1. A game that encourages exploration
UC Berkeley students Gavin Chan, Phoebe Lin, Kevin Hui and David Cheng worked together on an Android app that encourages people to be active and explore the area they live in — for example, the UC Berkeley campus. Using GPS, the game tracks distance and location, allowing you to accumulate currency based on how far you travel. With the currency, you can place traps on the map. You earn points when other players walk over your traps.
2. Money-saving and bill-splitting app
UC Berkeley freshmen and EECS majors Philip Hayes, Jiahang Li and Yihe Li worked on an iPhone and web app that enables friends to split costs and save up funds. It could be used to save up for a new TV or to split the cost of the party you threw last Friday. This app isn’t just for roommates. It could easily be used by a group of friends or even a family.
3. Roommate all-in-one
UC Berkeley students Irene Lee, Yan Li, Risa Pesavento, Patrick Lin and Jong Lee created a web application for roommates to split bills, share events and even check off chores. As college students with roommates ourselves, we can see how useful something like this might be.
4. Eco-friendly and health-conscious directions
San Diego State University student Adrian Galicia, UC San Diego students Anish Kannan and Atl Arredondo, Cal Poly San Luis Obispo student Wilson Shao and University of Michigan student Henry Millison from University of Michigan created an app that gives directions by combining biking, walking and public transportation.
“We want to provide a better way to find methods of green and healthy transportation,” Millison said.

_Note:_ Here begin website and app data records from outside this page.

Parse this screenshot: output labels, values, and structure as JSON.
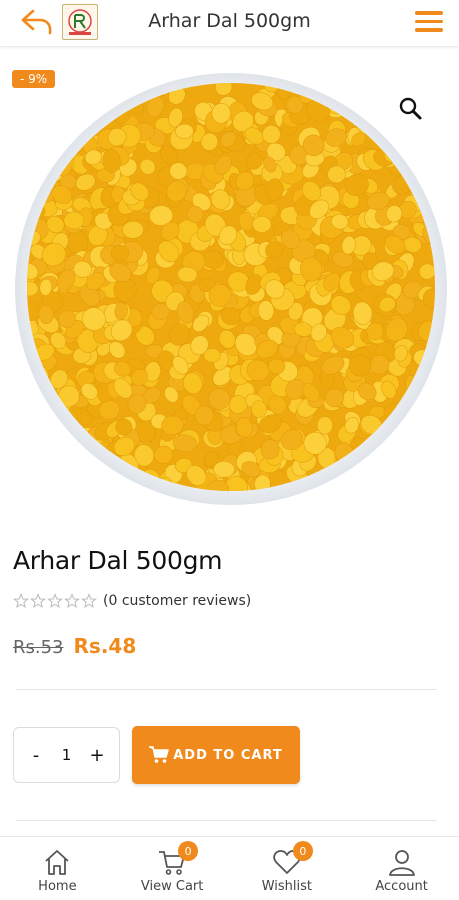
{
  "header": {
    "title": "Arhar Dal 500gm"
  },
  "product": {
    "discount": "- 9%",
    "name": "Arhar Dal 500gm",
    "rating": 0,
    "reviews_text": "(0 customer reviews)",
    "old_price": "Rs.53",
    "new_price": "Rs.48"
  },
  "quantity": {
    "minus": "-",
    "value": "1",
    "plus": "+"
  },
  "cart_button": {
    "label": "ADD TO CART",
    "icon": "cart-icon"
  },
  "bottom_nav": {
    "items": [
      {
        "label": "Home",
        "icon": "home-icon"
      },
      {
        "label": "View Cart",
        "icon": "cart-icon",
        "badge": "0"
      },
      {
        "label": "Wishlist",
        "icon": "heart-icon",
        "badge": "0"
      },
      {
        "label": "Account",
        "icon": "user-icon"
      }
    ]
  },
  "colors": {
    "accent": "#f08a1c",
    "lentil": "#f5b718"
  }
}
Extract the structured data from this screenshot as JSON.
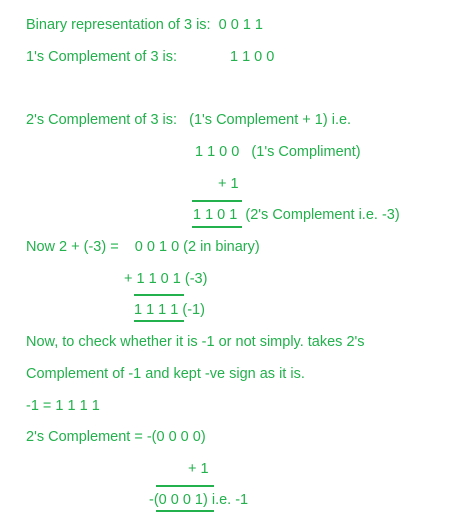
{
  "text_color": "#22b14c",
  "lines": [
    "Binary representation of 3 is:  0 0 1 1",
    "1's Complement of 3 is:",
    "1 1 0 0",
    "2's Complement of 3 is:   (1's Complement + 1) i.e.",
    "1 1 0 0   (1's Compliment)",
    "+ 1",
    "1 1 0 1  (2's Complement i.e. -3)",
    "Now 2 + (-3) =    0 0 1 0 (2 in binary)",
    "+ 1 1 0 1 (-3)",
    "1 1 1 1 (-1)",
    "Now, to check whether it is -1 or not simply. takes 2's",
    "Complement of -1 and kept -ve sign as it is.",
    "-1 = 1 1 1 1",
    "2's Complement = -(0 0 0 0)",
    "+ 1",
    "-(0 0 0 1) i.e. -1"
  ]
}
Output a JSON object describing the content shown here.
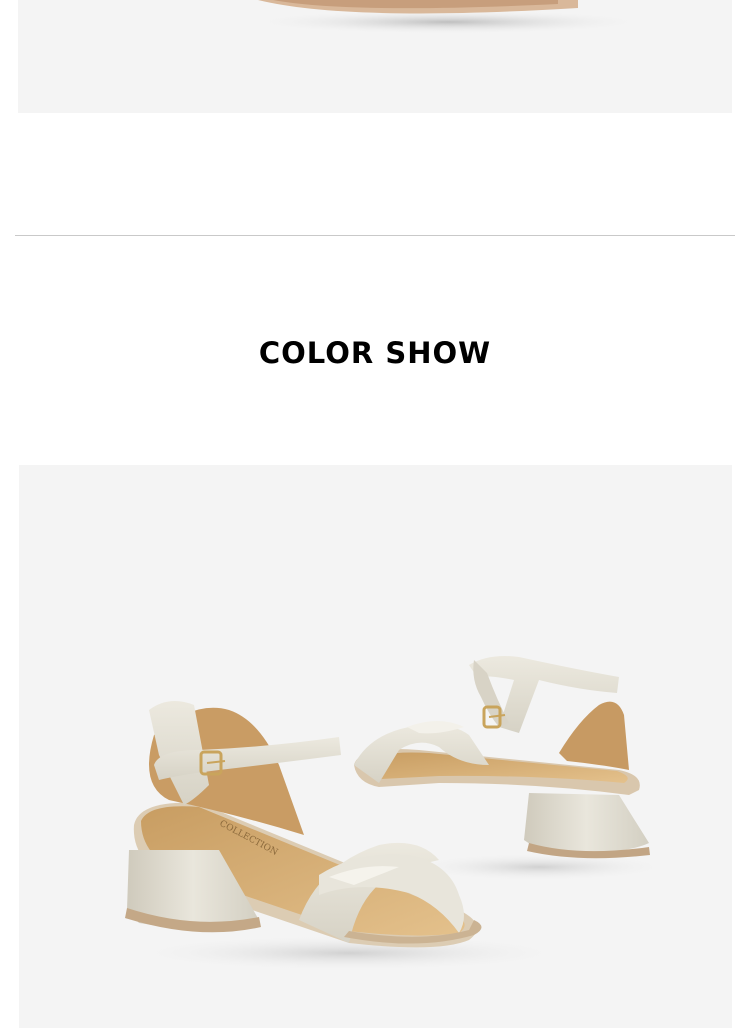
{
  "section": {
    "title": "COLOR SHOW"
  },
  "product": {
    "insole_print": "COLLECTION"
  },
  "colors": {
    "background": "#ffffff",
    "panel": "#f4f4f4",
    "divider": "#c9c9c9",
    "title": "#000000",
    "leather": "#e4e1d6",
    "insole": "#d9b57e",
    "buckle": "#c9a45c"
  }
}
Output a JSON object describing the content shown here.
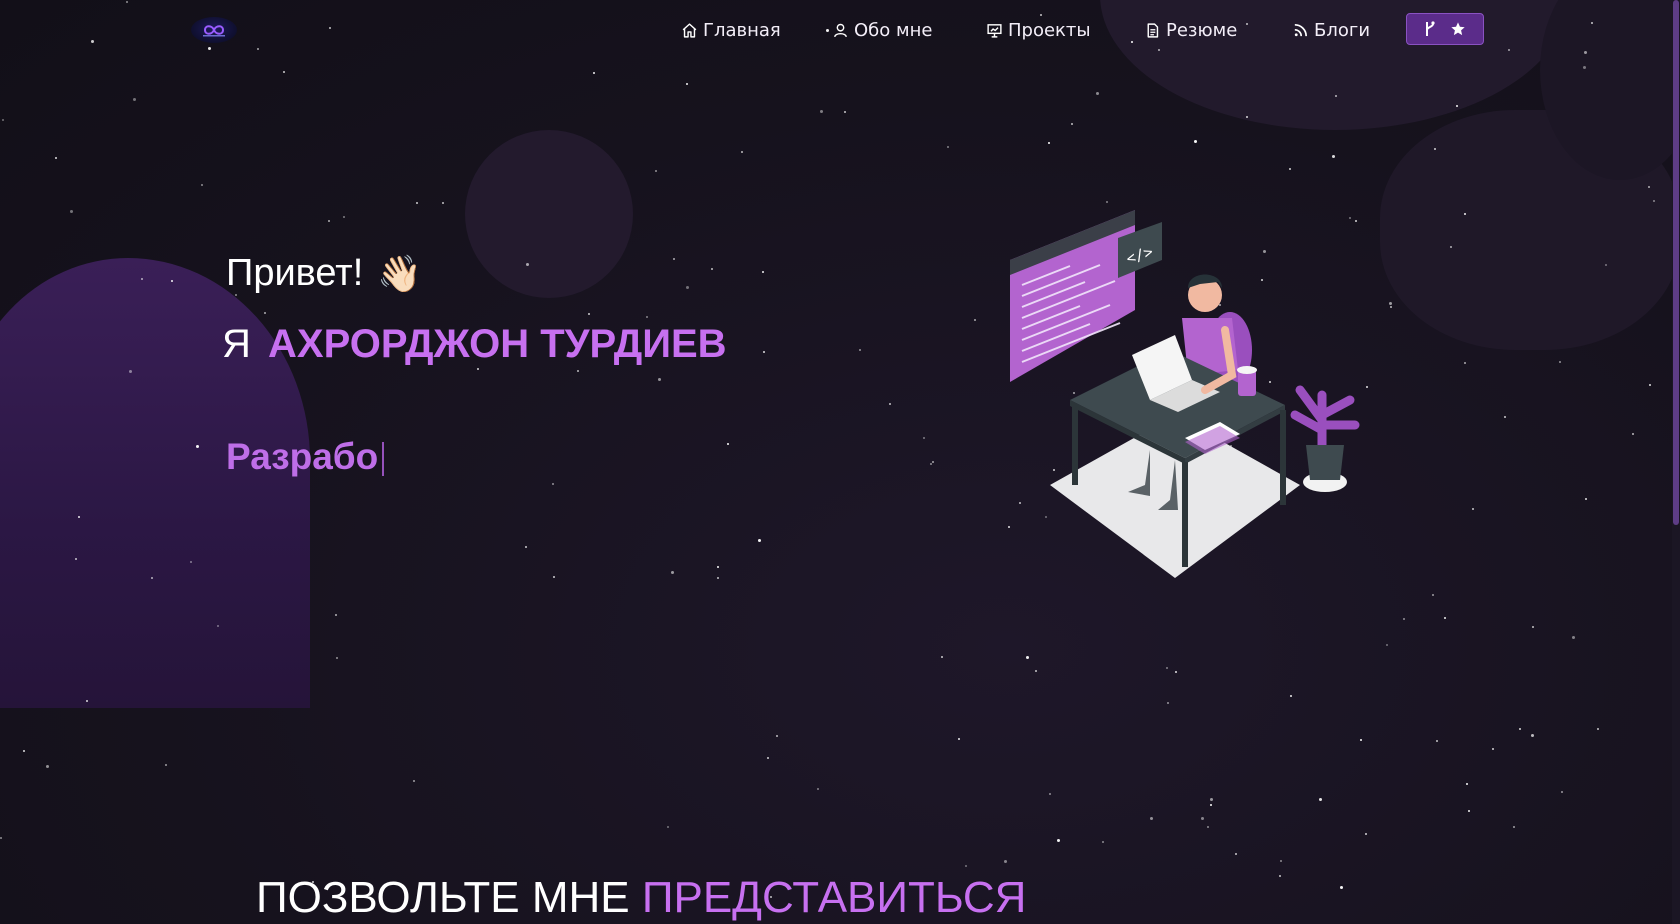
{
  "navbar": {
    "logo_name": "logo",
    "items": [
      {
        "label": "Главная",
        "icon": "home-icon"
      },
      {
        "label": "Обо мне",
        "icon": "user-icon"
      },
      {
        "label": "Проекты",
        "icon": "presentation-icon"
      },
      {
        "label": "Резюме",
        "icon": "document-icon"
      },
      {
        "label": "Блоги",
        "icon": "feed-icon"
      }
    ],
    "github_button": {
      "icons": [
        "git-fork-icon",
        "star-icon"
      ]
    }
  },
  "hero": {
    "greeting": "Привет!",
    "wave_emoji": "👋🏻",
    "name_prefix": "Я",
    "name": "АХРОРДЖОН ТУРДИЕВ",
    "typed_text": "Разрабо"
  },
  "intro": {
    "title_white": "ПОЗВОЛЬТЕ МНЕ",
    "title_accent": "ПРЕДСТАВИТЬСЯ"
  },
  "colors": {
    "background": "#17131f",
    "accent": "#c770f0",
    "button": "#5b2c8a"
  }
}
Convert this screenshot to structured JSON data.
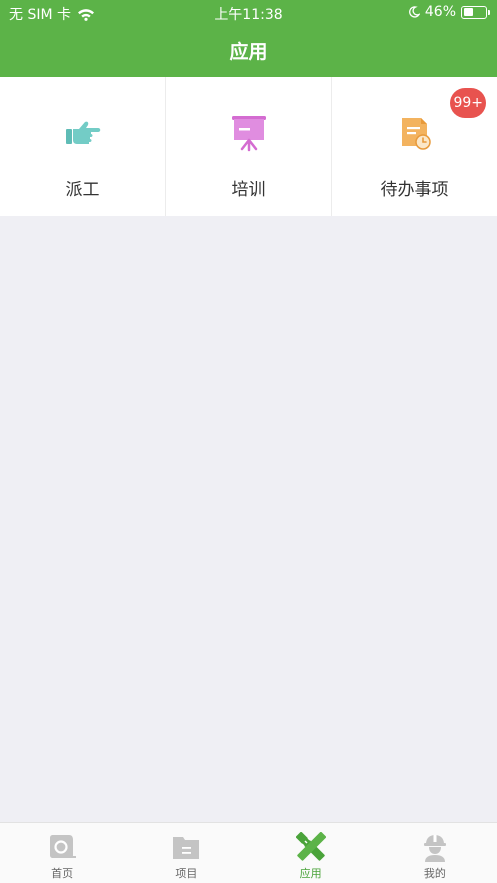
{
  "status_bar": {
    "carrier": "无 SIM 卡",
    "time": "上午11:38",
    "battery_percent": "46%",
    "battery_level": 0.46,
    "icons": [
      "wifi-icon",
      "moon-icon",
      "battery-icon"
    ]
  },
  "header": {
    "title": "应用"
  },
  "apps": [
    {
      "label": "派工",
      "icon": "pointing-hand-icon",
      "color": "#6cc6c2"
    },
    {
      "label": "培训",
      "icon": "presentation-board-icon",
      "color": "#dd7fd8"
    },
    {
      "label": "待办事项",
      "icon": "todo-document-clock-icon",
      "color": "#f3b35f",
      "badge": "99+"
    }
  ],
  "tabbar": {
    "items": [
      {
        "label": "首页",
        "icon": "home-tape-icon"
      },
      {
        "label": "项目",
        "icon": "folder-icon"
      },
      {
        "label": "应用",
        "icon": "ruler-pencil-icon",
        "active": true
      },
      {
        "label": "我的",
        "icon": "worker-helmet-icon"
      }
    ],
    "active_color": "#4aa33a",
    "inactive_color": "#c4c4c4"
  },
  "colors": {
    "brand_green": "#5cb348",
    "badge_red": "#e8534f",
    "background": "#efeff4"
  }
}
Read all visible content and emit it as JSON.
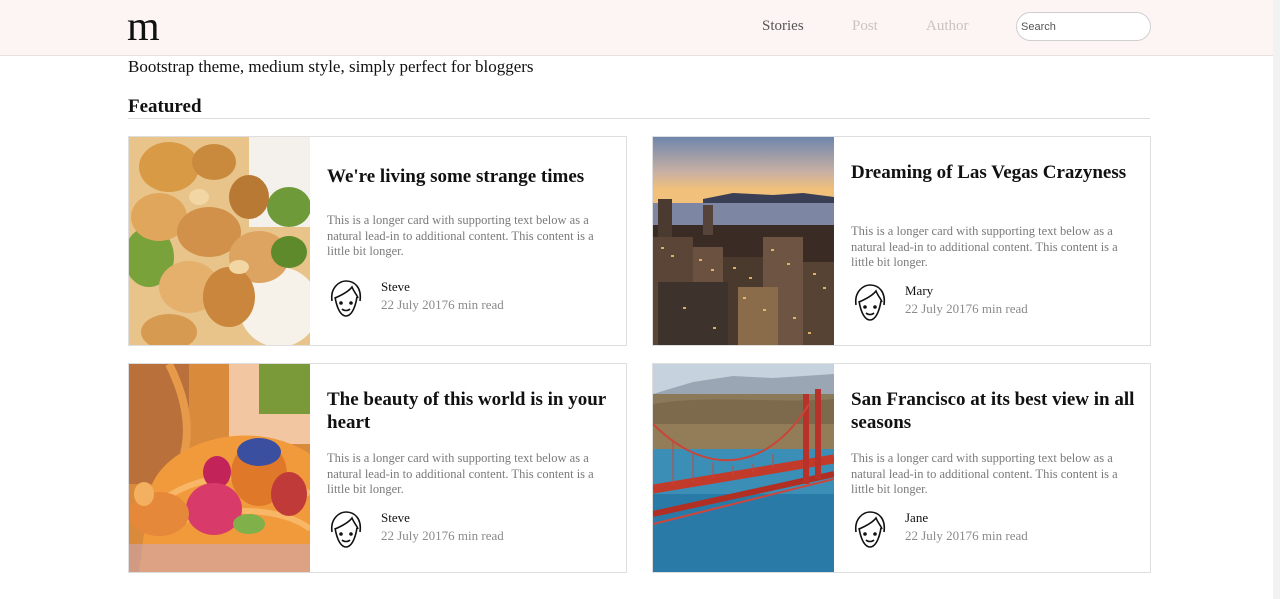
{
  "navbar": {
    "brand": "m",
    "links": [
      {
        "label": "Stories"
      },
      {
        "label": "Post"
      },
      {
        "label": "Author"
      }
    ],
    "search_placeholder": "Search"
  },
  "header": {
    "tagline": "Bootstrap theme, medium style, simply perfect for bloggers"
  },
  "featured": {
    "title": "Featured",
    "cards": [
      {
        "title": "We're living some strange times",
        "text": "This is a longer card with supporting text below as a natural lead-in to additional content. This content is a little bit longer.",
        "author": "Steve",
        "meta": "22 July 20176 min read",
        "image": "chicken-salad-photo"
      },
      {
        "title": "Dreaming of Las Vegas Crazyness",
        "text": "This is a longer card with supporting text below as a natural lead-in to additional content. This content is a little bit longer.",
        "author": "Mary",
        "meta": "22 July 20176 min read",
        "image": "city-skyline-photo"
      },
      {
        "title": "The beauty of this world is in your heart",
        "text": "This is a longer card with supporting text below as a natural lead-in to additional content. This content is a little bit longer.",
        "author": "Steve",
        "meta": "22 July 20176 min read",
        "image": "easter-eggs-basket-photo"
      },
      {
        "title": "San Francisco at its best view in all seasons",
        "text": "This is a longer card with supporting text below as a natural lead-in to additional content. This content is a little bit longer.",
        "author": "Jane",
        "meta": "22 July 20176 min read",
        "image": "golden-gate-bridge-photo"
      }
    ]
  },
  "colors": {
    "navbar_bg": "#fdf5f4",
    "muted_text": "#7a7a7a",
    "nav_muted": "#c9c3c2",
    "border": "#dedede"
  },
  "icons": {
    "avatar": "face-outline-icon"
  }
}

When we talked to them, they were planning on adding a feature to show how many calories you burn and how much gas you save.
5. Wi-Fi-enabled chessboard
Designed by Stanford University freshmen Sasha Maldonado, Rishab Mehra and Mauricio Narvae and UC Berkeley juniors Adam Golinski and Ivan Aguilar, this chessboard allows individuals to play against artificial intelligence or other people via Wi-Fi.
“Chess grandmasters have difficulty in practice, since online moving is different than on board, and chess is time sensitive,” Mehra said.
But you wouldn’t have to be a chess grandmaster to use their product. College students could use the board to play with friends at other schools or with siblings back at home.
Image sources: Adrignola under Creative Commons
Contact Elise Lagana-Aliotti at [email protected].